My main character, one Miss Victoria Ponsonby-Courtney, was born in India in 1873. Although my story takes place in England and Victoria was sent to England to live at age six, she carries a few memories of her Indian childhood and they help illustrate her insecurity--in herself and her familial and social position. It's not a huge portion of the story, but it's important to the character and the era.

Queen Victoria wasn't the Empress of India for nothing, after all, and the 1890s, when Victoria lives, was very much a time of the British Empire.


Authenticity vs. Accuracy

Among historical fiction writers, the authenticity vs. accuracy debate is a thing. That is, depending on the kind of historical fiction you're writing, you are going to have to balance historical accuracy, the absolute facts: the year of certain Big Events, the layout of cities and towns in whatever era you are writing, the politics and social conventions of the time, the clothing, attitudes, maybe even language.

I guess I'd say authenticity is integrating all the factual things with the elements of fiction--characters, a plot, atmosphere, dialogue--and making the history work in the context of the story (and with your perspective of the history)--and to make sure all of that is readable and entertaining.

An Interview With Author Emily Steers

Image
Emily Steers and I both went to Emerson College and I remember sharing at least one writing class--there may have been more. Emily just released her first novel, Collecting The Constellations, a mystery-action-adventure story. So naturally, I had to interview her for the blog.


Charlotte Daly is goal-oriented, inquisitive, and tireless— ideal for her role as a researcher at a prestigious museum. She’s celebrated as an up-and-coming talent. She just never expected her greatest find to come from her great aunt’s basement.

It’s dazzlingly unique—a dagger made entirely of blue sapphire, flawless except for a few specks in the handle. To determine its secrets, Charlotte convinces her boss to let her re-trace her aunt’s travels to its source– with the accompaniment of her longtime friend and co-worker, Rory Hobbs.

Charlotte’s clues take her to Kathmandu, where they discover Charlotte’s aunt may not have been the noble adventurer she imagined. Conspicuous wealth, violent attacks, and grand myths…

IWSG: My First Pieces

Image
The Insecure Writer's Support Group is a large group of writers--and we post on the first Wednesday of every month.

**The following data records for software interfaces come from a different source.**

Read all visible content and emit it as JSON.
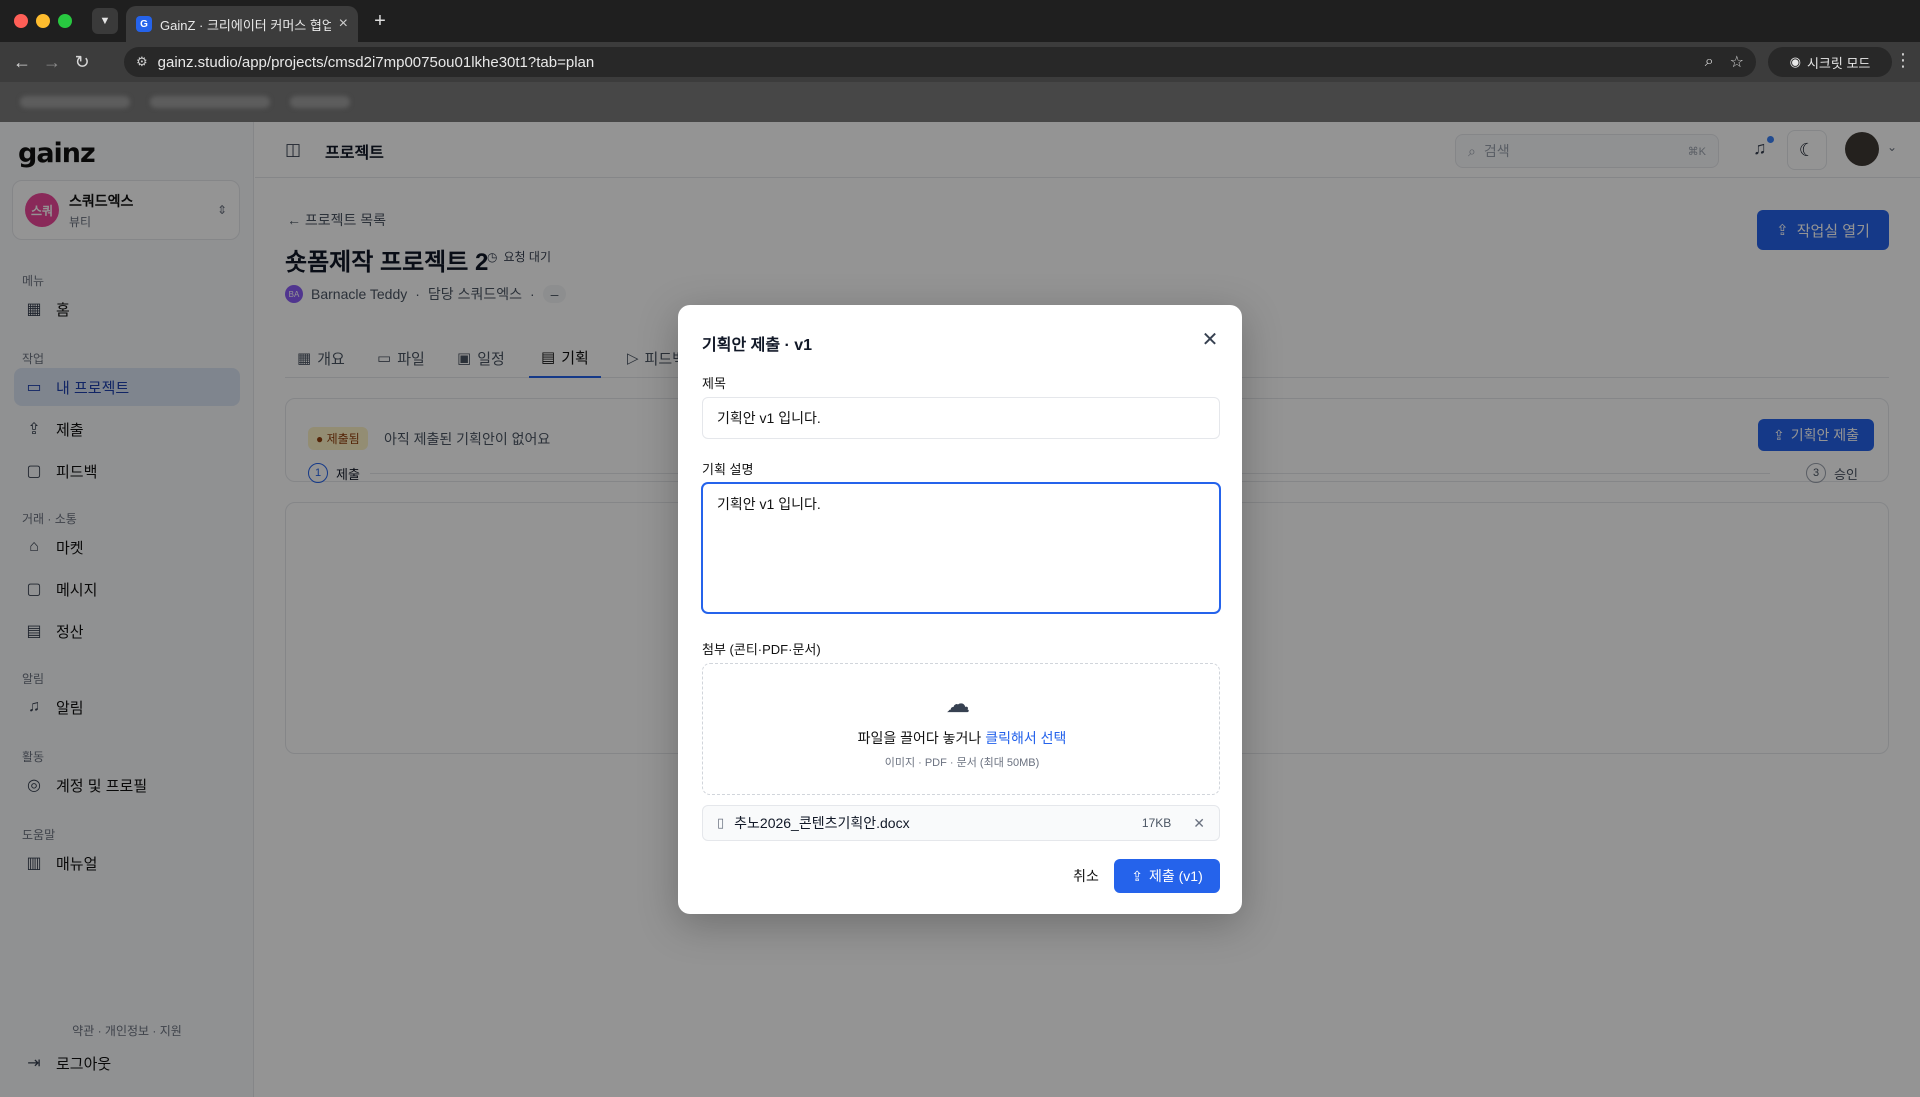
{
  "browser": {
    "tab_title": "GainZ · 크리에이터 커머스 협업 O",
    "favicon_letter": "G",
    "url": "gainz.studio/app/projects/cmsd2i7mp0075ou01lkhe30t1?tab=plan",
    "incognito_label": "시크릿 모드"
  },
  "sidebar": {
    "logo": "gainz",
    "org": {
      "avatar_text": "스쿼",
      "name": "스쿼드엑스",
      "category": "뷰티"
    },
    "sections": {
      "menu": "메뉴",
      "work": "작업",
      "trade": "거래 · 소통",
      "alerts": "알림",
      "activity": "활동",
      "help": "도움말"
    },
    "items": {
      "home": "홈",
      "my_projects": "내 프로젝트",
      "submit": "제출",
      "feedback": "피드백",
      "market": "마켓",
      "messages": "메시지",
      "settlement": "정산",
      "notifications": "알림",
      "account": "계정 및 프로필",
      "manual": "매뉴얼",
      "logout": "로그아웃"
    },
    "footer_links": "약관 · 개인정보 · 지원"
  },
  "topbar": {
    "title": "프로젝트",
    "search_placeholder": "검색",
    "search_shortcut": "⌘K"
  },
  "project": {
    "back_label": "프로젝트 목록",
    "title": "숏폼제작 프로젝트 2",
    "status": "요청 대기",
    "owner_initials": "BA",
    "owner": "Barnacle Teddy",
    "manager": "담당 스쿼드엑스",
    "extra": "–",
    "open_studio": "작업실 열기"
  },
  "tabs": {
    "overview": "개요",
    "files": "파일",
    "schedule": "일정",
    "plan": "기획",
    "feedback": "피드백"
  },
  "plan_card": {
    "badge": "제출됨",
    "empty_text": "아직 제출된 기획안이 없어요",
    "submit_button": "기획안 제출",
    "step1_num": "1",
    "step1_label": "제출",
    "step3_num": "3",
    "step3_label": "승인"
  },
  "modal": {
    "title": "기획안 제출 · v1",
    "title_label": "제목",
    "title_value": "기획안 v1 입니다.",
    "desc_label": "기획 설명",
    "desc_value": "기획안 v1 입니다.",
    "attach_label": "첨부 (콘티·PDF·문서)",
    "drop_text": "파일을 끌어다 놓거나",
    "drop_link": "클릭해서 선택",
    "drop_hint": "이미지 · PDF · 문서 (최대 50MB)",
    "file_name": "추노2026_콘텐츠기획안.docx",
    "file_size": "17KB",
    "cancel": "취소",
    "submit": "제출 (v1)"
  },
  "colors": {
    "accent": "#2563eb",
    "org_avatar": "#ec4899"
  }
}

Thanks to August's co-hosts: Tamara Narayan,Tonja Drecker,Ellen @ The Cynical Sailor,Lauren @ Pensuasion,Stephen Tremp, and Julie Flanders!


What was your very first piece of writing as an aspiring writer? Where is it now? Collecting dust or has it been published?

I started writing when I was 9. I wanted to be a "writer" by the time I was 12. To say that I have a backlog of childhood scribblings is not an understatement.  Cheekily, I started calling it my "Juvenilia" because that's what Jane Austen called her childhood scribblings. 

I mean, none of it's good. Oh, except for a snarky poem that got published in the elementary school magazine; that one was pretty fun. I have some of these pieces in a folder, on yellowing pieces of looseleaf. I have some things from high school and more from college, too. It's the college stuff where I can…